Public NZAA Number

Z17/210

Completion Date

8th March 2008

Report Written By

Joanna Wylie

Information Sources

Department of Conservation

Department of Conservation

Cooks Cove Walkway, Gisborne, 1998.

New Zealand Journal of Archaeology

New Zealand Journal of Archaeology

Kevin Jones, 'Polynesian Settlement and Horticulture in Two River Catchments of the Eastern North Island, New Zealand, Volume 8, 1986, pp. 5 -32.

New Zealand Archaeological Association (NZAA)

New Zealand Archaeological Association

Site Record Form for Z17/210 - original site record form and 2000 update.
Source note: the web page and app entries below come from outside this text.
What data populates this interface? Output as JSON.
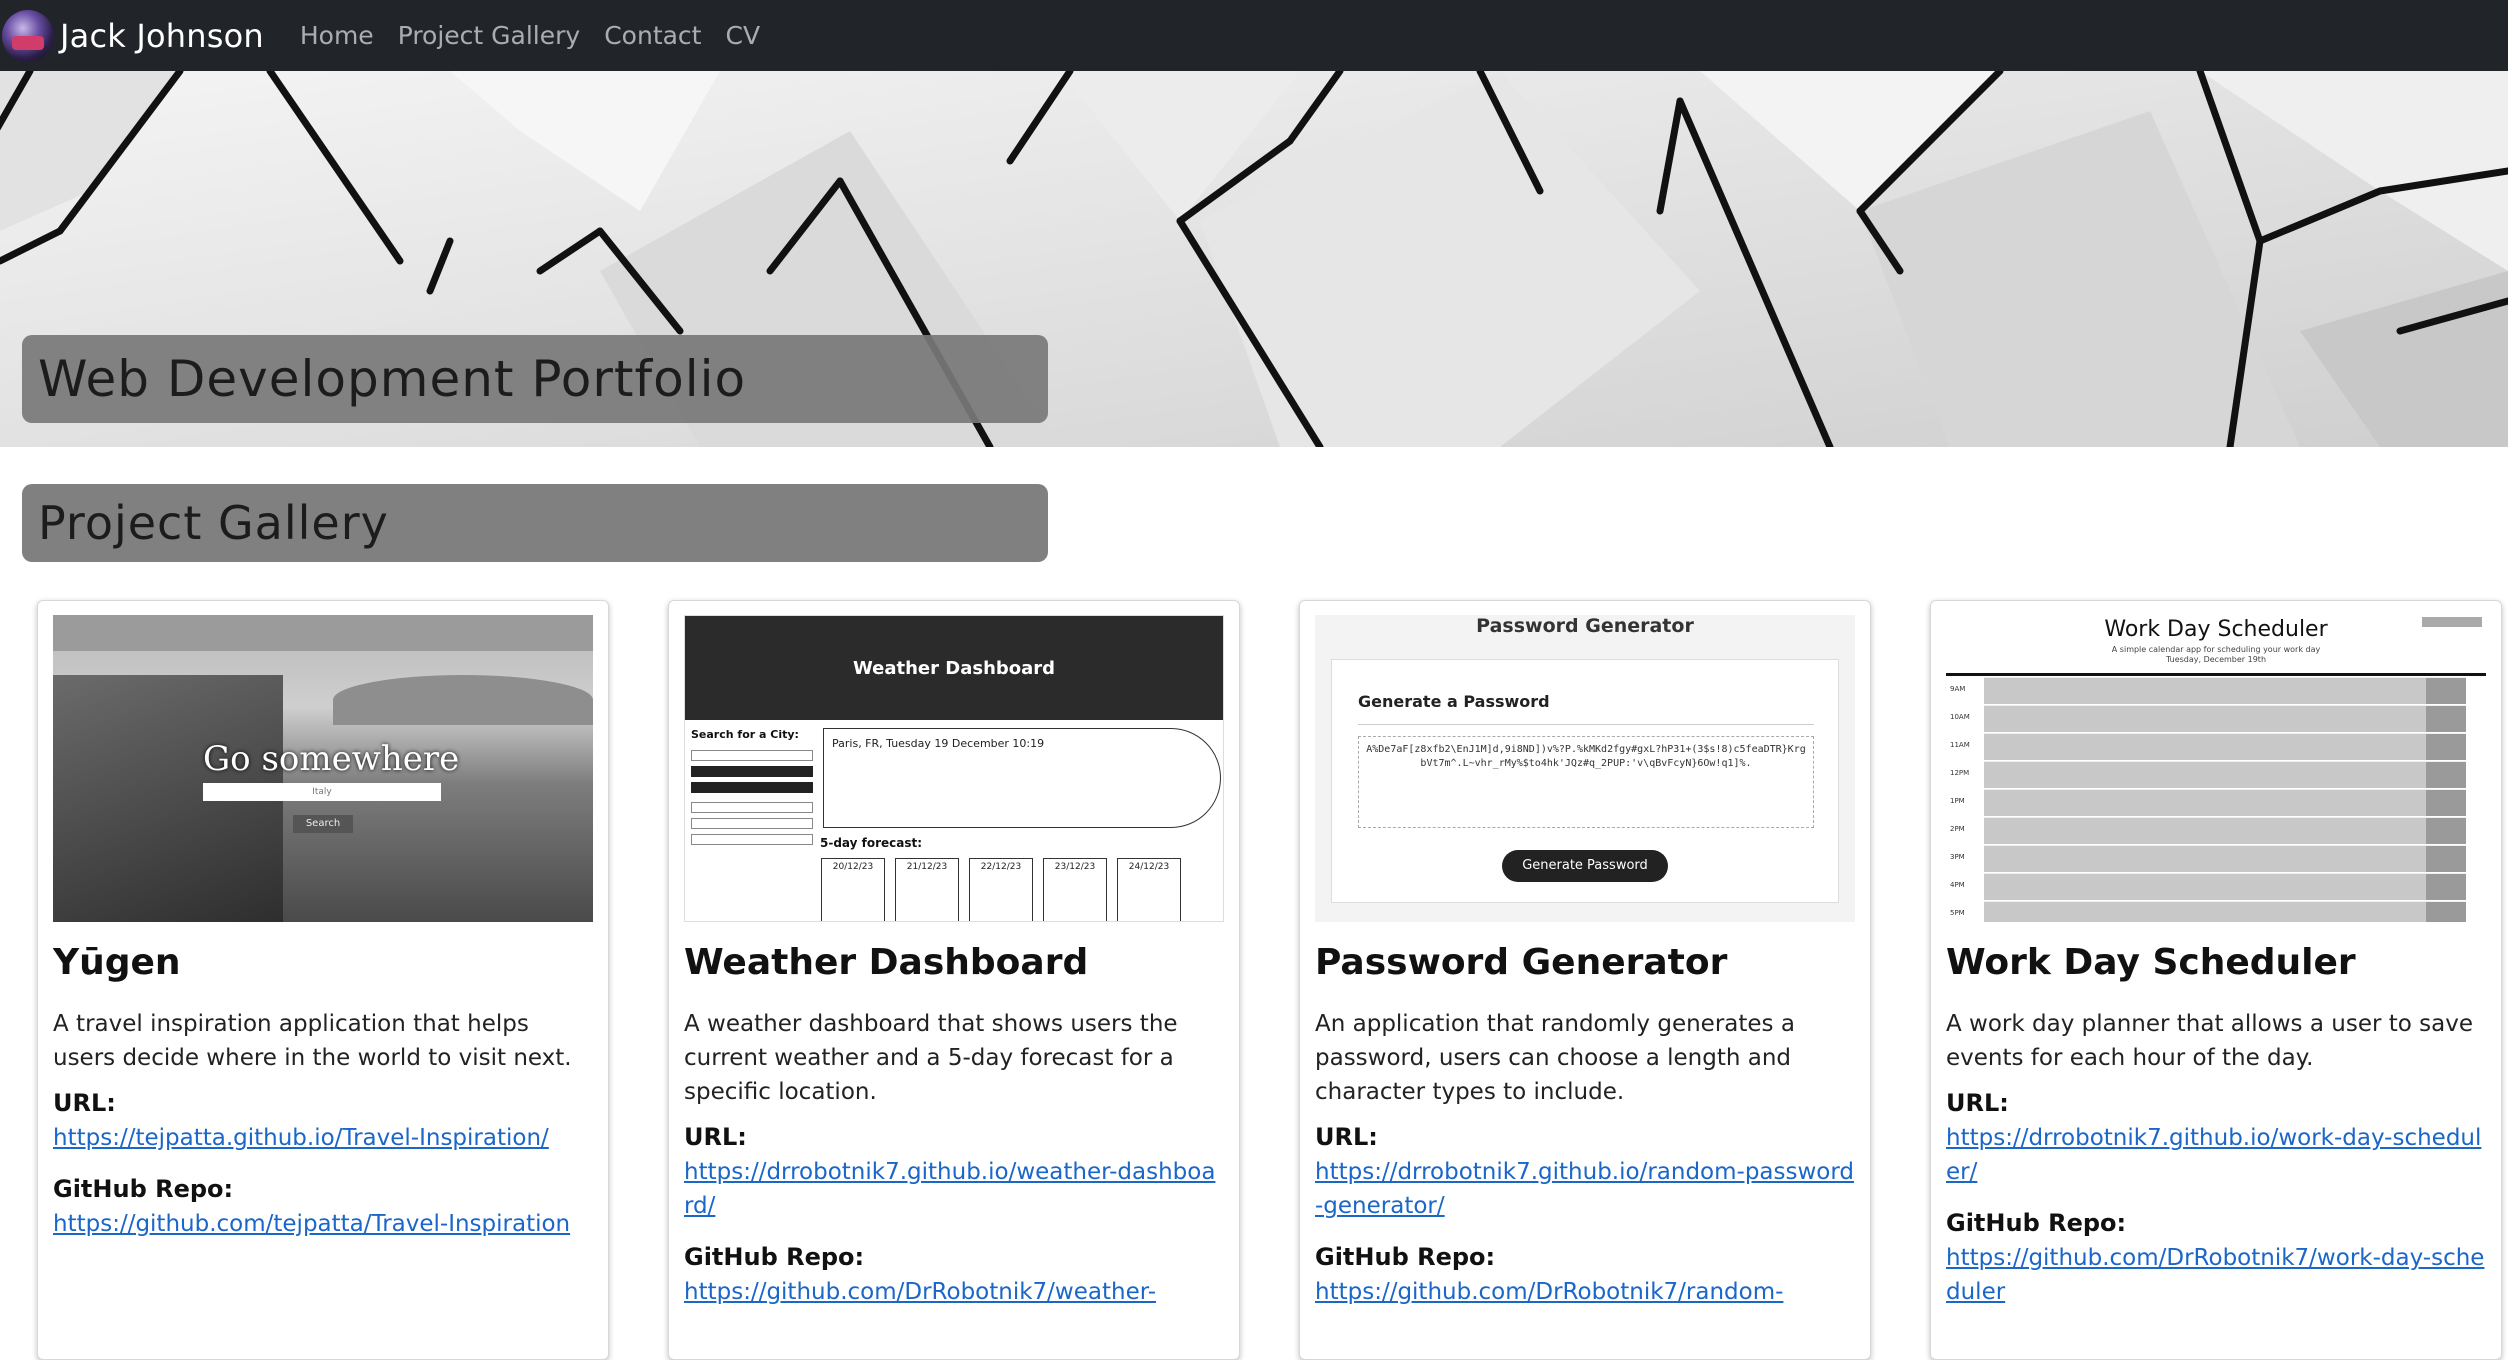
{
  "navbar": {
    "brand": "Jack Johnson",
    "links": [
      "Home",
      "Project Gallery",
      "Contact",
      "CV"
    ]
  },
  "hero": {
    "title": "Web Development Portfolio"
  },
  "gallery": {
    "title": "Project Gallery",
    "url_label": "URL:",
    "repo_label": "GitHub Repo:",
    "cards": [
      {
        "title": "Yūgen",
        "description": "A travel inspiration application that helps users decide where in the world to visit next.",
        "url": "https://tejpatta.github.io/Travel-Inspiration/",
        "repo": "https://github.com/tejpatta/Travel-Inspiration",
        "image": {
          "heading": "Go somewhere",
          "input_placeholder": "Italy",
          "button": "Search"
        }
      },
      {
        "title": "Weather Dashboard",
        "description": "A weather dashboard that shows users the current weather and a 5-day forecast for a specific location.",
        "url": "https://drrobotnik7.github.io/weather-dashboard/",
        "repo": "https://github.com/DrRobotnik7/weather-",
        "image": {
          "header": "Weather Dashboard",
          "search_label": "Search for a City:",
          "current": "Paris, FR, Tuesday 19 December 10:19",
          "forecast_label": "5-day forecast:",
          "days": [
            "20/12/23",
            "21/12/23",
            "22/12/23",
            "23/12/23",
            "24/12/23"
          ]
        }
      },
      {
        "title": "Password Generator",
        "description": "An application that randomly generates a password, users can choose a length and character types to include.",
        "url": "https://drrobotnik7.github.io/random-password-generator/",
        "repo": "https://github.com/DrRobotnik7/random-",
        "image": {
          "header": "Password Generator",
          "card_title": "Generate a Password",
          "password": "A%De7aF[z8xfb2\\EnJ1M]d,9i8ND])v%?P.%kMKd2fgy#gxL?hP31+(3$s!8)c5feaDTR}KrgbVt7m^.L~vhr_rMy%$to4hk'JQz#q_2PUP:'v\\qBvFcyN}6Ow!q1]%.",
          "button": "Generate Password"
        }
      },
      {
        "title": "Work Day Scheduler",
        "description": "A work day planner that allows a user to save events for each hour of the day.",
        "url": "https://drrobotnik7.github.io/work-day-scheduler/",
        "repo": "https://github.com/DrRobotnik7/work-day-scheduler",
        "image": {
          "header": "Work Day Scheduler",
          "subtitle": "A simple calendar app for scheduling your work day",
          "date": "Tuesday, December 19th",
          "hours": [
            "9AM",
            "10AM",
            "11AM",
            "12PM",
            "1PM",
            "2PM",
            "3PM",
            "4PM",
            "5PM"
          ]
        }
      }
    ]
  },
  "colors": {
    "navbar_bg": "#212529",
    "title_box": "#808080",
    "link": "#1a66c9"
  }
}
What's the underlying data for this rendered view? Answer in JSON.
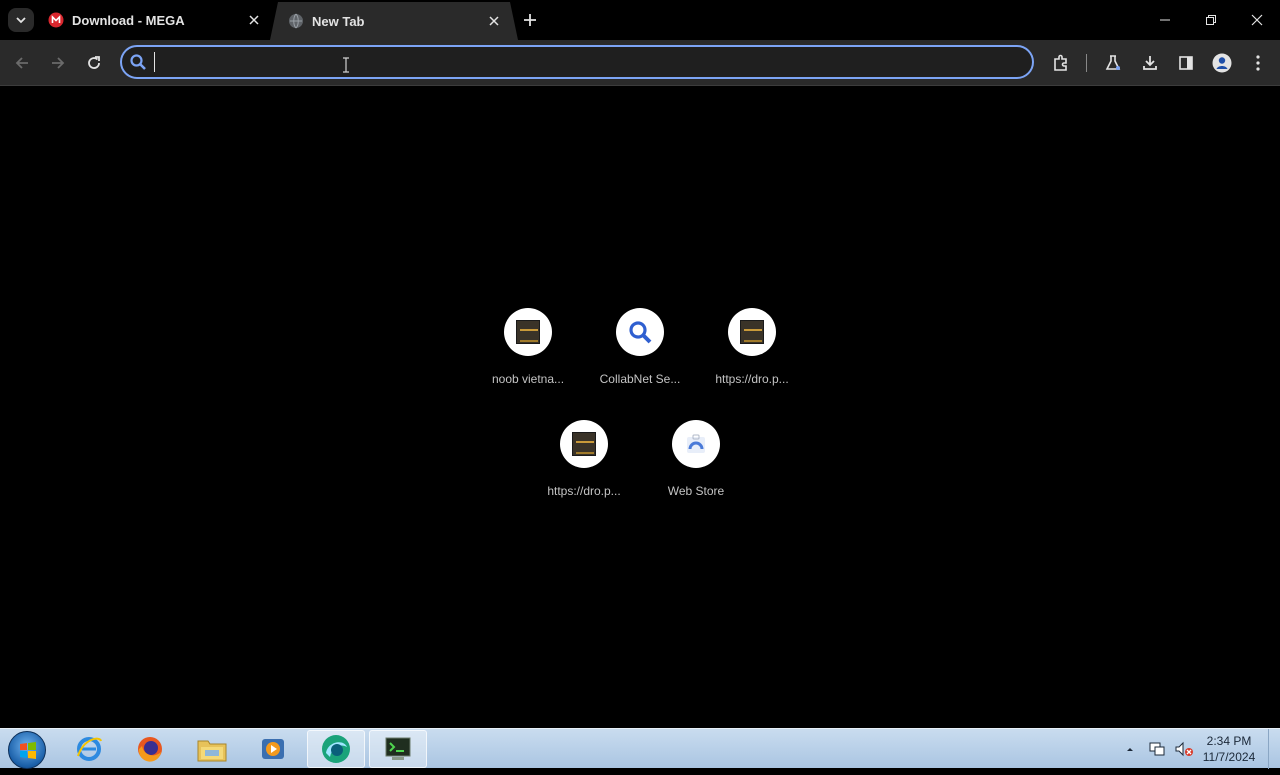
{
  "tabs": [
    {
      "title": "Download - MEGA",
      "favicon": "mega-icon",
      "active": false
    },
    {
      "title": "New Tab",
      "favicon": "globe-icon",
      "active": true
    }
  ],
  "window_controls": [
    "minimize-icon",
    "restore-icon",
    "close-icon"
  ],
  "toolbar": {
    "omnibox": {
      "value": "",
      "placeholder": ""
    },
    "right_icons": [
      "extensions-icon",
      "labs-icon",
      "download-icon",
      "side-panel-icon",
      "profile-icon",
      "more-menu-icon"
    ]
  },
  "shortcuts": [
    {
      "label": "noob vietna...",
      "icon": "site-thumbnail-icon"
    },
    {
      "label": "CollabNet Se...",
      "icon": "search-icon"
    },
    {
      "label": "https://dro.p...",
      "icon": "site-thumbnail-icon"
    },
    {
      "label": "https://dro.p...",
      "icon": "site-thumbnail-icon"
    },
    {
      "label": "Web Store",
      "icon": "web-store-icon"
    }
  ],
  "taskbar": {
    "apps": [
      "internet-explorer-icon",
      "firefox-icon",
      "file-explorer-icon",
      "media-player-icon",
      "browser-app-icon",
      "terminal-app-icon"
    ],
    "clock": {
      "time": "2:34 PM",
      "date": "11/7/2024"
    }
  },
  "colors": {
    "omnibox_focus": "#7ca4f5",
    "toolbar_bg": "#2a2a2a",
    "page_bg": "#000000",
    "mega_red": "#d9272e"
  }
}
Historic Places in New Zealand

Historic Places in New Zealand

Kevin Jones, 'Tolaga Bay - Turangawaewae of Chiefs', No. 2, 1983, pp. 18-20

Other Information

Iwi/ Hapu/ Whanau: Te Aitanga a Hauiti

A fully referenced upgrade report is available from the NZHPT Lower Northern Area Office

Please note that entry on the New Zealand Heritage List/Rarangi Korero identifies only the heritage values of the property concerned, and should not be construed as advice on the state of the property, or as a comment of its soundness or safety, including in regard to earthquake risk, safety in the event of fire, or insanitary conditions.